[Problem requirements]:
Where the records hold the string "виказки", show the whole line it sits on.

[Data excerpts]:
- Opening Delimiter -

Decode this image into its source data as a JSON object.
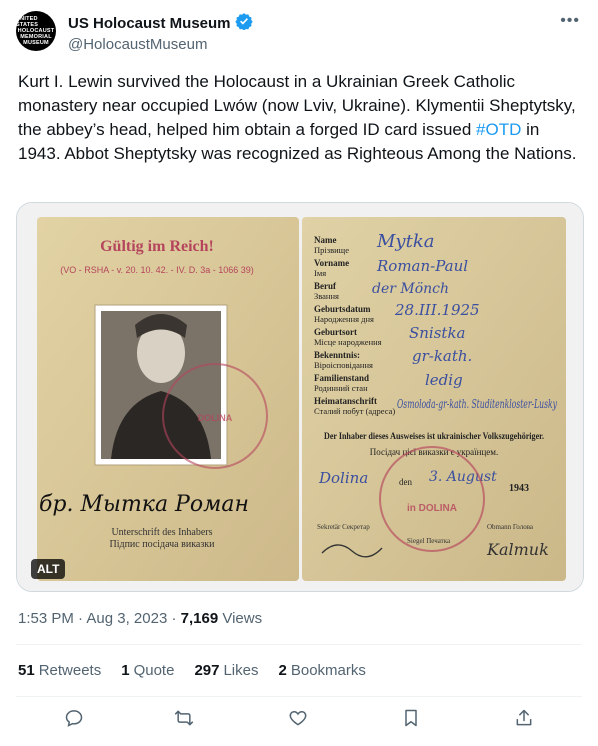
{
  "account": {
    "name": "US Holocaust Museum",
    "handle": "@HolocaustMuseum",
    "avatar_lines": [
      "UNITED STATES",
      "HOLOCAUST",
      "MEMORIAL",
      "MUSEUM"
    ]
  },
  "tweet": {
    "text_before": "Kurt I. Lewin survived the Holocaust in a Ukrainian Greek Catholic monastery near occupied Lwów (now Lviv, Ukraine). Klymentii Sheptytsky, the abbey’s head, helped him obtain a forged ID card issued ",
    "hashtag": "#OTD",
    "text_after": " in 1943. Abbot Sheptytsky was recognized as Righteous Among the Nations."
  },
  "media": {
    "alt_badge": "ALT",
    "document": {
      "stamp_title": "Gültig im Reich!",
      "reference": "(VO - RSHA - v. 20. 10. 42. - IV. D. 3a - 1066 39)",
      "signature": "бр. Мытка Роман",
      "signature_caption_de": "Unterschrift des Inhabers",
      "signature_caption_ua": "Підпис посідача виказки",
      "fields": [
        {
          "label_de": "Name",
          "label_ua": "Прізвище",
          "value": "Mytka"
        },
        {
          "label_de": "Vorname",
          "label_ua": "Імя",
          "value": "Roman-Paul"
        },
        {
          "label_de": "Beruf",
          "label_ua": "Звання",
          "value": "der Mönch"
        },
        {
          "label_de": "Geburtsdatum",
          "label_ua": "Народження дня",
          "value": "28.III.1925"
        },
        {
          "label_de": "Geburtsort",
          "label_ua": "Місце народження",
          "value": "Snistka"
        },
        {
          "label_de": "Bekenntnis:",
          "label_ua": "Віроісповідання",
          "value": "gr-kath."
        },
        {
          "label_de": "Familienstand",
          "label_ua": "Родинний стан",
          "value": "ledig"
        },
        {
          "label_de": "Heimatanschrift",
          "label_ua": "Сталий побут (адреса)",
          "value": "Osmoloda-gr-kath. Studitenkloster-Lusky"
        }
      ],
      "notice_de": "Der Inhaber dieses Ausweises ist ukrainischer Volkszugehöriger.",
      "notice_ua": "Посідач цієї виказки є українцем.",
      "place": "Dolina",
      "date_label": "den",
      "date_value": "3. August",
      "year": "1943",
      "stamp_text": "in DOLINA",
      "footer_labels": [
        "Sekretär Секретар",
        "Siegel Печатка",
        "Obmann Голова"
      ],
      "signature_right": "Kalmuk"
    }
  },
  "meta": {
    "time": "1:53 PM",
    "separator": "·",
    "date": "Aug 3, 2023",
    "views_count": "7,169",
    "views_label": "Views"
  },
  "stats": {
    "retweets": {
      "count": "51",
      "label": "Retweets"
    },
    "quotes": {
      "count": "1",
      "label": "Quote"
    },
    "likes": {
      "count": "297",
      "label": "Likes"
    },
    "bookmarks": {
      "count": "2",
      "label": "Bookmarks"
    }
  },
  "icons": {
    "verified": "verified-badge-icon",
    "more": "more-icon",
    "reply": "reply-icon",
    "retweet": "retweet-icon",
    "like": "heart-icon",
    "bookmark": "bookmark-icon",
    "share": "share-icon"
  },
  "colors": {
    "accent": "#1d9bf0",
    "text": "#0f1419",
    "muted": "#536471",
    "paper": "#d9c99a",
    "stamp_red": "#b5455c",
    "ink_blue": "#3b4fa0"
  }
}
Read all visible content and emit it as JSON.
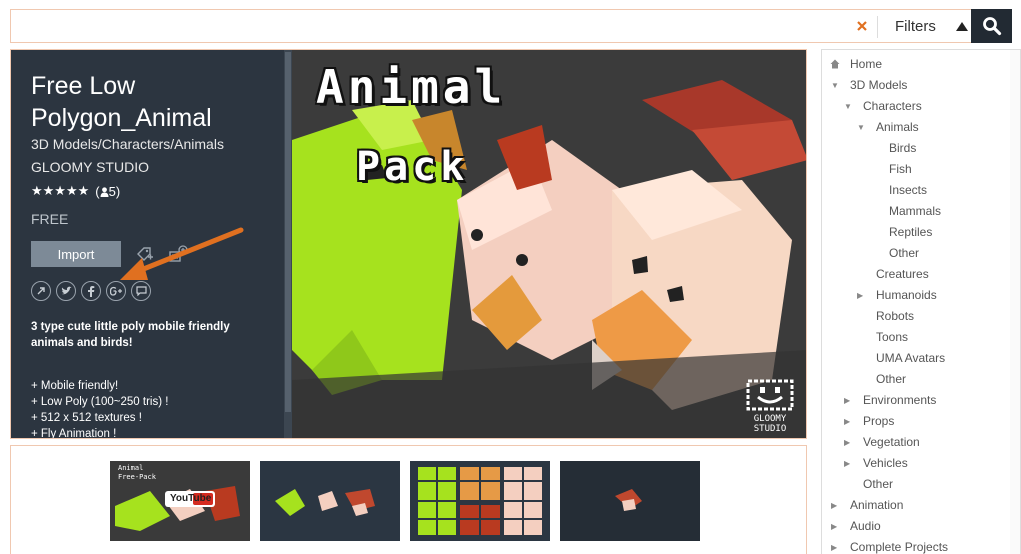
{
  "search": {
    "value": "",
    "placeholder": "",
    "filters_label": "Filters"
  },
  "product": {
    "title": "Free Low Polygon_Animal",
    "category": "3D Models/Characters/Animals",
    "publisher": "GLOOMY STUDIO",
    "stars": "★★★★★",
    "rating_count": "5",
    "price": "FREE",
    "import_label": "Import",
    "description": "3 type cute little poly mobile friendly animals and birds!",
    "features": [
      "+ Mobile friendly!",
      "+ Low Poly (100~250 tris) !",
      "+ 512 x 512 textures !",
      "+ Fly Animation !"
    ]
  },
  "hero": {
    "line1": "Animal",
    "line2": "Pack",
    "studio": "GLOOMY STUDIO"
  },
  "thumbnails": [
    {
      "caption1": "Animal",
      "caption2": "Free-Pack",
      "overlay": "YouTube"
    },
    {
      "caption1": "",
      "caption2": "",
      "overlay": ""
    },
    {
      "caption1": "",
      "caption2": "",
      "overlay": ""
    },
    {
      "caption1": "",
      "caption2": "",
      "overlay": ""
    }
  ],
  "sidebar": {
    "items": [
      {
        "label": "Home",
        "level": 0,
        "icon": "home-icon"
      },
      {
        "label": "3D Models",
        "level": 0,
        "icon": "expanded"
      },
      {
        "label": "Characters",
        "level": 1,
        "icon": "expanded"
      },
      {
        "label": "Animals",
        "level": 2,
        "icon": "expanded"
      },
      {
        "label": "Birds",
        "level": 3
      },
      {
        "label": "Fish",
        "level": 3
      },
      {
        "label": "Insects",
        "level": 3
      },
      {
        "label": "Mammals",
        "level": 3
      },
      {
        "label": "Reptiles",
        "level": 3
      },
      {
        "label": "Other",
        "level": 3
      },
      {
        "label": "Creatures",
        "level": 2
      },
      {
        "label": "Humanoids",
        "level": 2,
        "icon": "collapsed"
      },
      {
        "label": "Robots",
        "level": 2
      },
      {
        "label": "Toons",
        "level": 2
      },
      {
        "label": "UMA Avatars",
        "level": 2
      },
      {
        "label": "Other",
        "level": 2
      },
      {
        "label": "Environments",
        "level": 1,
        "icon": "collapsed"
      },
      {
        "label": "Props",
        "level": 1,
        "icon": "collapsed"
      },
      {
        "label": "Vegetation",
        "level": 1,
        "icon": "collapsed"
      },
      {
        "label": "Vehicles",
        "level": 1,
        "icon": "collapsed"
      },
      {
        "label": "Other",
        "level": 1
      },
      {
        "label": "Animation",
        "level": 0,
        "icon": "collapsed"
      },
      {
        "label": "Audio",
        "level": 0,
        "icon": "collapsed"
      },
      {
        "label": "Complete Projects",
        "level": 0,
        "icon": "collapsed"
      }
    ]
  },
  "colors": {
    "accent": "#e07020",
    "panel": "#2c3540",
    "search_button": "#222a33"
  }
}
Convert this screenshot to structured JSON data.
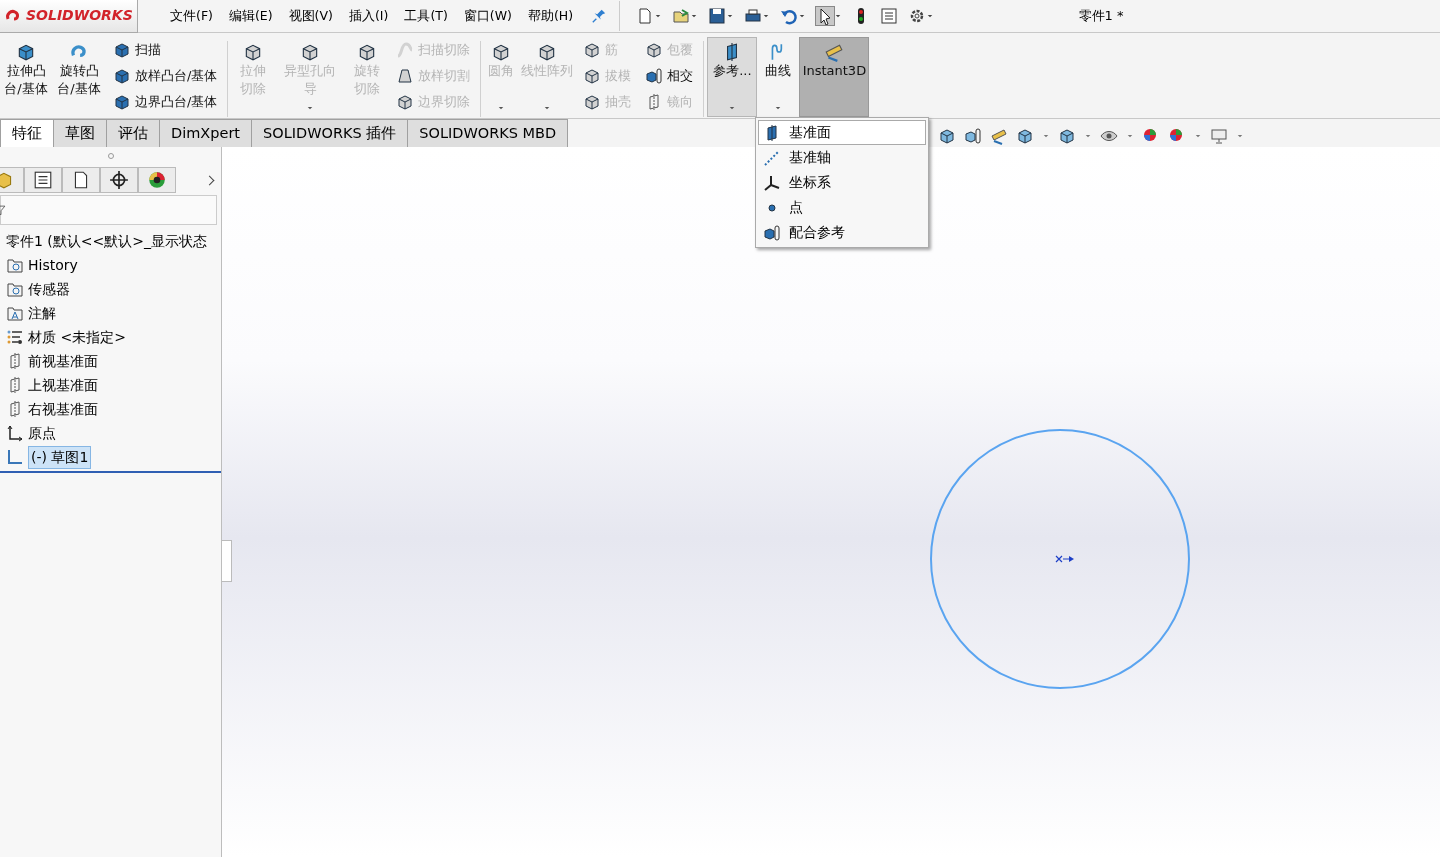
{
  "app": {
    "logo": "SOLIDWORKS",
    "title": "零件1 *"
  },
  "menu": [
    "文件(F)",
    "编辑(E)",
    "视图(V)",
    "插入(I)",
    "工具(T)",
    "窗口(W)",
    "帮助(H)"
  ],
  "ribbon": [
    {
      "kind": "large",
      "label": "拉伸凸台/基体",
      "disabled": false,
      "caret": false,
      "pressed": false
    },
    {
      "kind": "large",
      "label": "旋转凸台/基体",
      "disabled": false,
      "caret": false,
      "pressed": false
    },
    {
      "kind": "stack",
      "items": [
        {
          "label": "扫描",
          "disabled": false
        },
        {
          "label": "放样凸台/基体",
          "disabled": false
        },
        {
          "label": "边界凸台/基体",
          "disabled": false
        }
      ]
    },
    {
      "kind": "separator"
    },
    {
      "kind": "large",
      "label": "拉伸切除",
      "disabled": true,
      "caret": false,
      "pressed": false
    },
    {
      "kind": "large",
      "label": "异型孔向导",
      "disabled": true,
      "caret": true,
      "pressed": false
    },
    {
      "kind": "large",
      "label": "旋转切除",
      "disabled": true,
      "caret": false,
      "pressed": false
    },
    {
      "kind": "stack",
      "items": [
        {
          "label": "扫描切除",
          "disabled": true
        },
        {
          "label": "放样切割",
          "disabled": true
        },
        {
          "label": "边界切除",
          "disabled": true
        }
      ]
    },
    {
      "kind": "separator"
    },
    {
      "kind": "large",
      "label": "圆角",
      "disabled": true,
      "caret": true,
      "pressed": false
    },
    {
      "kind": "large",
      "label": "线性阵列",
      "disabled": true,
      "caret": true,
      "pressed": false
    },
    {
      "kind": "stack",
      "items": [
        {
          "label": "筋",
          "disabled": true
        },
        {
          "label": "拔模",
          "disabled": true
        },
        {
          "label": "抽壳",
          "disabled": true
        }
      ]
    },
    {
      "kind": "stack",
      "items": [
        {
          "label": "包覆",
          "disabled": true
        },
        {
          "label": "相交",
          "disabled": false
        },
        {
          "label": "镜向",
          "disabled": true
        }
      ]
    },
    {
      "kind": "separator"
    },
    {
      "kind": "large",
      "label": "参考...",
      "disabled": false,
      "caret": true,
      "pressed": true
    },
    {
      "kind": "large",
      "label": "曲线",
      "disabled": false,
      "caret": true,
      "pressed": false
    },
    {
      "kind": "large",
      "label": "Instant3D",
      "disabled": false,
      "caret": false,
      "pressed": true,
      "dark": true
    }
  ],
  "tabs": [
    {
      "label": "特征",
      "selected": true
    },
    {
      "label": "草图",
      "selected": false
    },
    {
      "label": "评估",
      "selected": false
    },
    {
      "label": "DimXpert",
      "selected": false
    },
    {
      "label": "SOLIDWORKS 插件",
      "selected": false
    },
    {
      "label": "SOLIDWORKS MBD",
      "selected": false
    }
  ],
  "tree": {
    "root": "零件1 (默认<<默认>_显示状态",
    "items": [
      {
        "label": "History",
        "selected": false
      },
      {
        "label": "传感器",
        "selected": false
      },
      {
        "label": "注解",
        "selected": false
      },
      {
        "label": "材质 <未指定>",
        "selected": false
      },
      {
        "label": "前视基准面",
        "selected": false
      },
      {
        "label": "上视基准面",
        "selected": false
      },
      {
        "label": "右视基准面",
        "selected": false
      },
      {
        "label": "原点",
        "selected": false
      },
      {
        "label": "(-) 草图1",
        "selected": true
      }
    ]
  },
  "reference_menu": [
    {
      "label": "基准面",
      "selected": true
    },
    {
      "label": "基准轴",
      "selected": false
    },
    {
      "label": "坐标系",
      "selected": false
    },
    {
      "label": "点",
      "selected": false
    },
    {
      "label": "配合参考",
      "selected": false
    }
  ]
}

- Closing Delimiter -

[Output for this task]:
      "signature_caption_ua": "Підпис посідача виказки",
      "notice_ua": "Посідач цієї виказки є українцем.",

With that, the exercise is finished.